Thinking about selling PHI to a third party that might be able to benefit your patients? Think again. Disclosing PHI for remuneration must be authorized by your patients in advance. Additionally, that authorization must disclose that you are being compensated for providing PHI. Remember, compensation does not have to be strictly monetary; compensation can be in the form of goods and services your practice receives. This is a dangerous area; if you want to journey down this path, consult counsel.

Patient Privacy Notices

The new rules tell us it is time to update privacy notices provided to your patients. There are a number of modifications that need to be made into privacy notices that have been handed out to your patients in the past. Some of these modifications include the listing of uses and disclosures of PHI. Patients need to be told that they may opt out of fundraising efforts conducted by your practice or a business associate on behalf of a non-profit entity. Patients now are able to receive a copy of their PHI in an electronic form within 30 days (although you can add another 30-day extension, if need be). Note the time for this used to be 90 days. Finally, patients must be informed of their rights to prohibit disclosure of certain PHI to their health plans/third-party payers under certain circumstances, which will be discussed below.
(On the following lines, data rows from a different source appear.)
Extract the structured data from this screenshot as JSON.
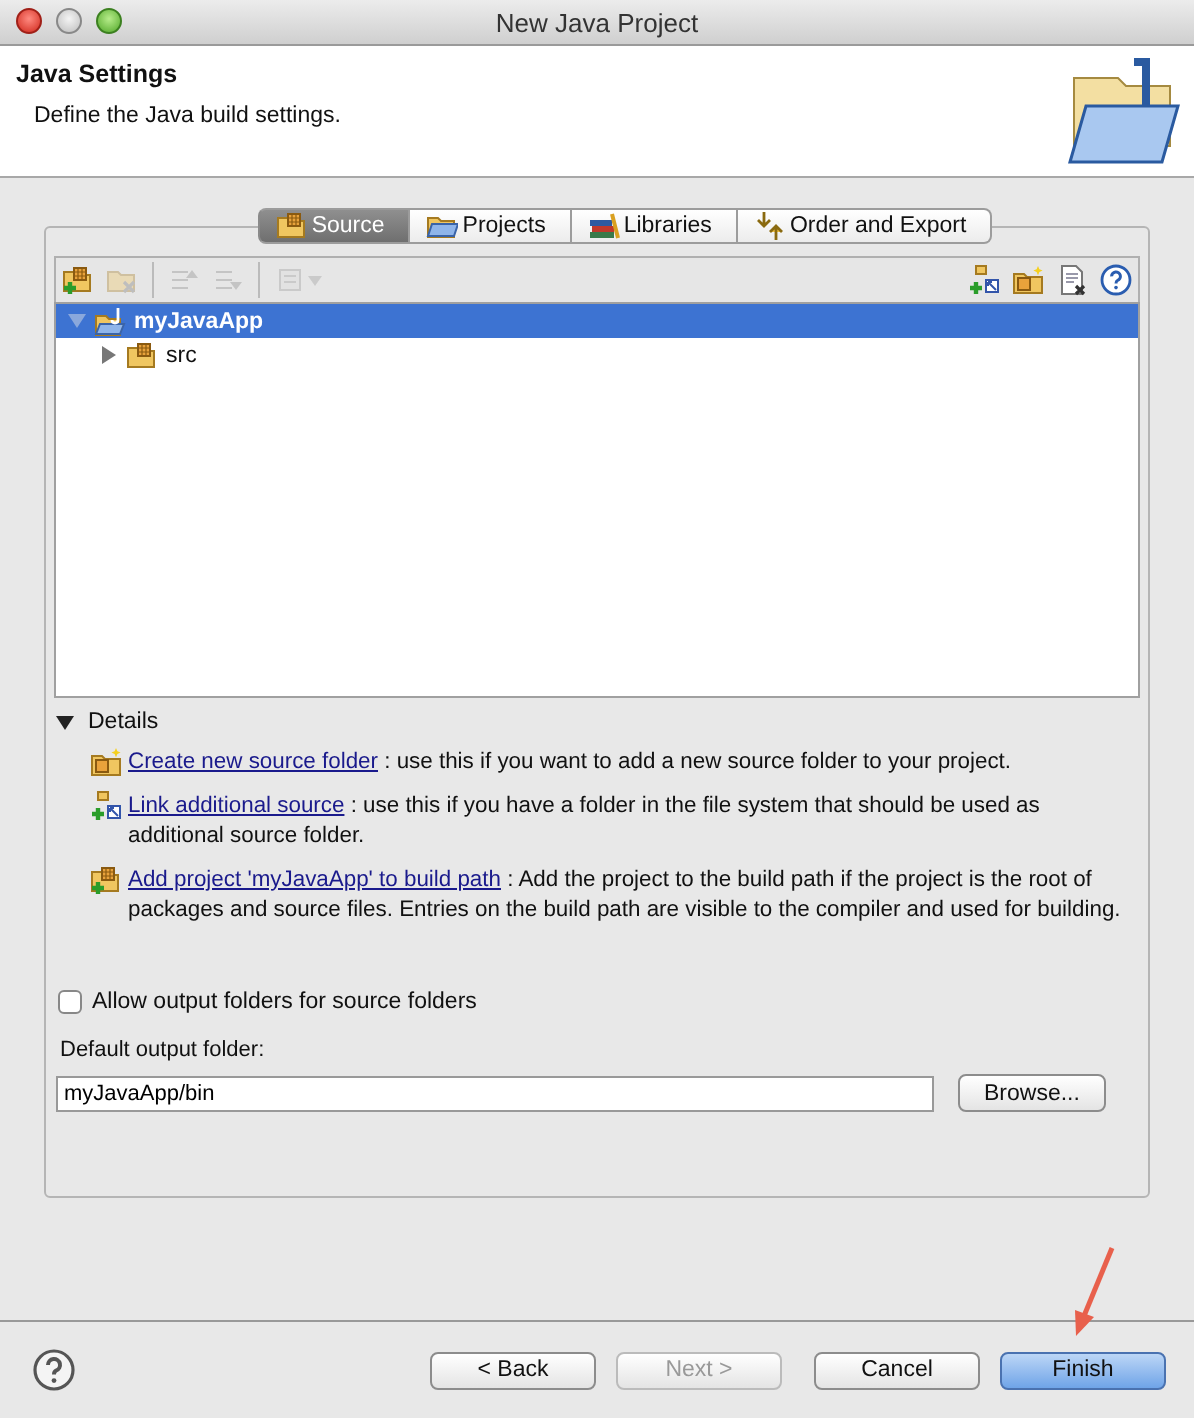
{
  "window": {
    "title": "New Java Project"
  },
  "header": {
    "title": "Java Settings",
    "description": "Define the Java build settings."
  },
  "tabs": [
    {
      "label": "Source",
      "selected": true,
      "kind": "source"
    },
    {
      "label": "Projects",
      "selected": false,
      "kind": "projects"
    },
    {
      "label": "Libraries",
      "selected": false,
      "kind": "libraries"
    },
    {
      "label": "Order and Export",
      "selected": false,
      "kind": "order"
    }
  ],
  "toolbar": {
    "left": [
      {
        "kind": "add-folder",
        "disabled": false
      },
      {
        "kind": "remove",
        "disabled": true
      },
      {
        "kind": "separator"
      },
      {
        "kind": "move-up",
        "disabled": true
      },
      {
        "kind": "move-down",
        "disabled": true
      },
      {
        "kind": "separator"
      },
      {
        "kind": "configure",
        "disabled": true
      }
    ],
    "right": [
      {
        "kind": "link-source",
        "disabled": false
      },
      {
        "kind": "new-folder",
        "disabled": false
      },
      {
        "kind": "remove-file",
        "disabled": false
      },
      {
        "kind": "help",
        "disabled": false
      }
    ]
  },
  "tree": [
    {
      "label": "myJavaApp",
      "kind": "project",
      "selected": true,
      "expanded": true,
      "children": [
        {
          "label": "src",
          "kind": "source-folder",
          "selected": false,
          "expanded": false
        }
      ]
    }
  ],
  "details": {
    "title": "Details",
    "expanded": true,
    "items": [
      {
        "kind": "new-folder",
        "link": "Create new source folder",
        "text": " : use this if you want to add a new source folder to your project."
      },
      {
        "kind": "link-source",
        "link": "Link additional source",
        "text": " : use this if you have a folder in the file system that should be used as additional source folder."
      },
      {
        "kind": "add-folder",
        "link": "Add project 'myJavaApp' to build path",
        "text": " : Add the project to the build path if the project is the root of packages and source files. Entries on the build path are visible to the compiler and used for building."
      }
    ]
  },
  "output_option": {
    "label": "Allow output folders for source folders",
    "checked": false
  },
  "output_folder": {
    "label": "Default output folder:",
    "value": "myJavaApp/bin",
    "button": "Browse..."
  },
  "footer": {
    "buttons": [
      {
        "label": "< Back",
        "disabled": false,
        "default": false
      },
      {
        "label": "Next >",
        "disabled": true,
        "default": false
      },
      {
        "label": "Cancel",
        "disabled": false,
        "default": false
      },
      {
        "label": "Finish",
        "disabled": false,
        "default": true
      }
    ]
  },
  "annotation": {
    "kind": "arrow"
  }
}
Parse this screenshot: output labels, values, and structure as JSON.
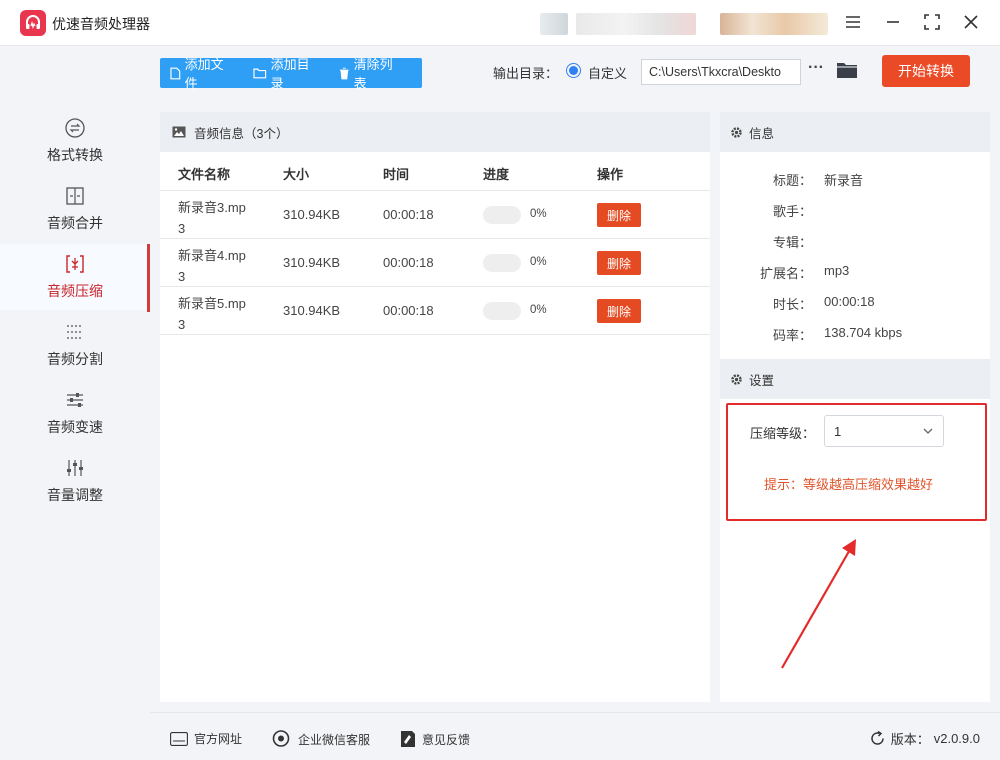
{
  "app": {
    "title": "优速音频处理器",
    "accent": "#e8364f"
  },
  "sidebar": {
    "items": [
      {
        "label": "格式转换",
        "icon": "format-convert-icon"
      },
      {
        "label": "音频合并",
        "icon": "merge-icon"
      },
      {
        "label": "音频压缩",
        "icon": "compress-icon",
        "active": true
      },
      {
        "label": "音频分割",
        "icon": "split-icon"
      },
      {
        "label": "音频变速",
        "icon": "speed-icon"
      },
      {
        "label": "音量调整",
        "icon": "volume-sliders-icon"
      }
    ]
  },
  "toolbar": {
    "add_file": "添加文件",
    "add_dir": "添加目录",
    "clear_list": "清除列表"
  },
  "output": {
    "label": "输出目录：",
    "option": "自定义",
    "path": "C:\\Users\\Tkxcra\\Deskto",
    "more": "···",
    "start": "开始转换"
  },
  "file_panel": {
    "title": "音频信息（3个）",
    "columns": {
      "name": "文件名称",
      "size": "大小",
      "time": "时间",
      "progress": "进度",
      "action": "操作"
    },
    "rows": [
      {
        "name": "新录音3.mp3",
        "size": "310.94KB",
        "time": "00:00:18",
        "progress": "0%",
        "action": "删除"
      },
      {
        "name": "新录音4.mp3",
        "size": "310.94KB",
        "time": "00:00:18",
        "progress": "0%",
        "action": "删除"
      },
      {
        "name": "新录音5.mp3",
        "size": "310.94KB",
        "time": "00:00:18",
        "progress": "0%",
        "action": "删除"
      }
    ]
  },
  "info": {
    "title": "信息",
    "fields": [
      {
        "key": "标题：",
        "value": "新录音"
      },
      {
        "key": "歌手：",
        "value": ""
      },
      {
        "key": "专辑：",
        "value": ""
      },
      {
        "key": "扩展名：",
        "value": "mp3"
      },
      {
        "key": "时长：",
        "value": "00:00:18"
      },
      {
        "key": "码率：",
        "value": "138.704 kbps"
      }
    ]
  },
  "settings": {
    "title": "设置",
    "level_label": "压缩等级：",
    "level_value": "1",
    "hint": "提示：等级越高压缩效果越好"
  },
  "footer": {
    "website": "官方网址",
    "wechat": "企业微信客服",
    "feedback": "意见反馈",
    "version_label": "版本：",
    "version": "v2.0.9.0"
  }
}
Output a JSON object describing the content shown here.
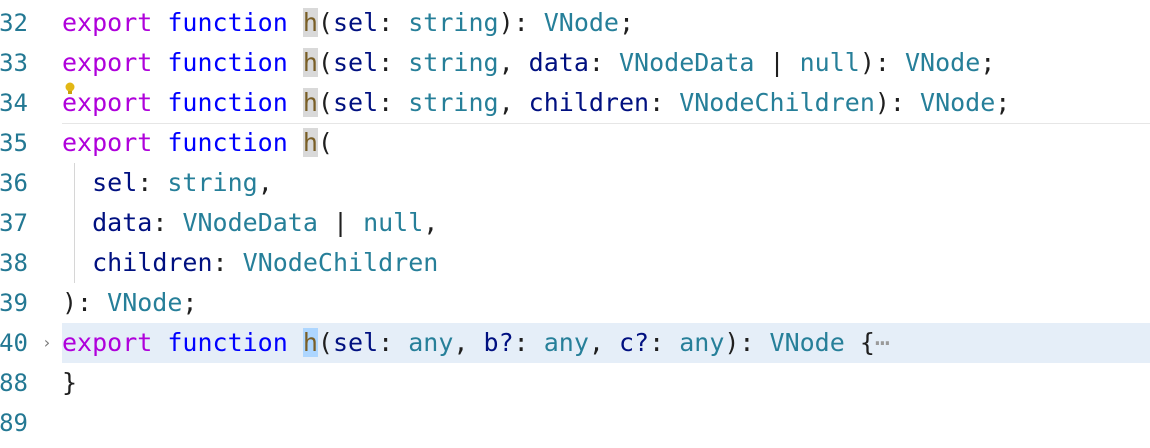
{
  "lines": [
    {
      "num": "32",
      "tokens": [
        [
          "kw",
          "export"
        ],
        [
          "punct",
          " "
        ],
        [
          "fn",
          "function"
        ],
        [
          "punct",
          " "
        ],
        [
          "name-hl",
          "h"
        ],
        [
          "punct",
          "("
        ],
        [
          "param",
          "sel"
        ],
        [
          "punct",
          ": "
        ],
        [
          "type",
          "string"
        ],
        [
          "punct",
          "): "
        ],
        [
          "type",
          "VNode"
        ],
        [
          "punct",
          ";"
        ]
      ]
    },
    {
      "num": "33",
      "tokens": [
        [
          "kw",
          "export"
        ],
        [
          "punct",
          " "
        ],
        [
          "fn",
          "function"
        ],
        [
          "punct",
          " "
        ],
        [
          "name-hl",
          "h"
        ],
        [
          "punct",
          "("
        ],
        [
          "param",
          "sel"
        ],
        [
          "punct",
          ": "
        ],
        [
          "type",
          "string"
        ],
        [
          "punct",
          ", "
        ],
        [
          "param",
          "data"
        ],
        [
          "punct",
          ": "
        ],
        [
          "type",
          "VNodeData"
        ],
        [
          "punct",
          " | "
        ],
        [
          "type",
          "null"
        ],
        [
          "punct",
          "): "
        ],
        [
          "type",
          "VNode"
        ],
        [
          "punct",
          ";"
        ]
      ]
    },
    {
      "num": "34",
      "tokens": [
        [
          "kw",
          "export"
        ],
        [
          "punct",
          " "
        ],
        [
          "fn",
          "function"
        ],
        [
          "punct",
          " "
        ],
        [
          "name-hl",
          "h"
        ],
        [
          "punct",
          "("
        ],
        [
          "param",
          "sel"
        ],
        [
          "punct",
          ": "
        ],
        [
          "type",
          "string"
        ],
        [
          "punct",
          ", "
        ],
        [
          "param",
          "children"
        ],
        [
          "punct",
          ": "
        ],
        [
          "type",
          "VNodeChildren"
        ],
        [
          "punct",
          "): "
        ],
        [
          "type",
          "VNode"
        ],
        [
          "punct",
          ";"
        ]
      ]
    },
    {
      "num": "35",
      "tokens": [
        [
          "kw",
          "export"
        ],
        [
          "punct",
          " "
        ],
        [
          "fn",
          "function"
        ],
        [
          "punct",
          " "
        ],
        [
          "name-hl",
          "h"
        ],
        [
          "punct",
          "("
        ]
      ]
    },
    {
      "num": "36",
      "tokens": [
        [
          "punct",
          "  "
        ],
        [
          "param",
          "sel"
        ],
        [
          "punct",
          ": "
        ],
        [
          "type",
          "string"
        ],
        [
          "punct",
          ","
        ]
      ]
    },
    {
      "num": "37",
      "tokens": [
        [
          "punct",
          "  "
        ],
        [
          "param",
          "data"
        ],
        [
          "punct",
          ": "
        ],
        [
          "type",
          "VNodeData"
        ],
        [
          "punct",
          " | "
        ],
        [
          "type",
          "null"
        ],
        [
          "punct",
          ","
        ]
      ]
    },
    {
      "num": "38",
      "tokens": [
        [
          "punct",
          "  "
        ],
        [
          "param",
          "children"
        ],
        [
          "punct",
          ": "
        ],
        [
          "type",
          "VNodeChildren"
        ]
      ]
    },
    {
      "num": "39",
      "tokens": [
        [
          "punct",
          "): "
        ],
        [
          "type",
          "VNode"
        ],
        [
          "punct",
          ";"
        ]
      ]
    },
    {
      "num": "40",
      "tokens": [
        [
          "kw",
          "export"
        ],
        [
          "punct",
          " "
        ],
        [
          "fn",
          "function"
        ],
        [
          "punct",
          " "
        ],
        [
          "name-sel",
          "h"
        ],
        [
          "punct",
          "("
        ],
        [
          "param",
          "sel"
        ],
        [
          "punct",
          ": "
        ],
        [
          "type",
          "any"
        ],
        [
          "punct",
          ", "
        ],
        [
          "param",
          "b?"
        ],
        [
          "punct",
          ": "
        ],
        [
          "type",
          "any"
        ],
        [
          "punct",
          ", "
        ],
        [
          "param",
          "c?"
        ],
        [
          "punct",
          ": "
        ],
        [
          "type",
          "any"
        ],
        [
          "punct",
          "): "
        ],
        [
          "type",
          "VNode"
        ],
        [
          "punct",
          " {"
        ],
        [
          "ellipsis",
          "⋯"
        ]
      ]
    },
    {
      "num": "88",
      "tokens": [
        [
          "punct",
          "}"
        ]
      ]
    },
    {
      "num": "89",
      "tokens": []
    }
  ],
  "fold_icon": "chevron-right-icon",
  "lightbulb_icon": "lightbulb-icon",
  "colors": {
    "keyword": "#af00db",
    "function_kw": "#0000ff",
    "type": "#267f99",
    "param": "#001080",
    "line_number": "#237893",
    "current_line": "#e5eef8"
  }
}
Patient-directed PHI Restrictions

Patients may now restrict certain disclosures of their PHI to their health plans or insurance carrier where that patient has paid out of pocket in full for health care for the specific health care item or service. This means that if a patient wants to restrict his or her insurance company from learning about a type of medical service they have received, they may pay out of pocket and prohibit the disclosure of that information to their insurer. Note the problem this presents for your electronic health record system. While much information will be accessible to third-party payers, it is conceivable that some information will not be available to them. This shadow charting will obviously cause difficulties for all involved in the future.

Monetary Penalties

Monetary penalties for violations of HIPAA were substantially increased under the new rules. The Office of Civil Rights will now use a scaled approach. This approach will use four categories at varying levels of culpability for the HIPAA violation. A single violation can range anywhere from a penalty of $100 to a penalty of $50,000 depending upon the perceived level of culpability. But the penalties don’t end there. Violations can be added together and grow until they reach a cap of $1.5 million per calendar year. The Office of Civil Rights is deadly serious about these penalties. You are far better off to comply than to test your luck.

Definition of Breach

The definition of a breach of PHI was substantially changed by the new rules. Previously, a breach has been defined as the inappropriate use or disclosure of PHI involving a “significant risk” of harm. The new rules define a breach as an impermissible use or disclosure of PHI unless it can be demonstrated that there is low probability that PHI has been compromised. The new rules go on to give a four-part risk assessment test to get at the term of “low probability.” All this means is that the presumption has totally shifted. Before, the presumption was no breach unless significant risk of harm. Now, the presumption is a breach unless you can show a low probability of PHI being compromised.

This means that your practice will need to modify its Breach Notification Policy to comply with these new rules. It also may mean that more incidents will need to be reported to the Office of Civil Rights based on what appears to be an expanded definition of the word “breach.”

Conclusion

The above seven points are some of the most significant highlights of the rules released earlier this year by the Department of Health and Human Services. Your practice will need to revise its Business Associate Agreement and its Breach Notification Policy. New patient privacy disclosures should replace the current ones you use. Unfortunately, given the significant penalties associated with non-compliance, your practice will have no option but to fully comply with these new rules.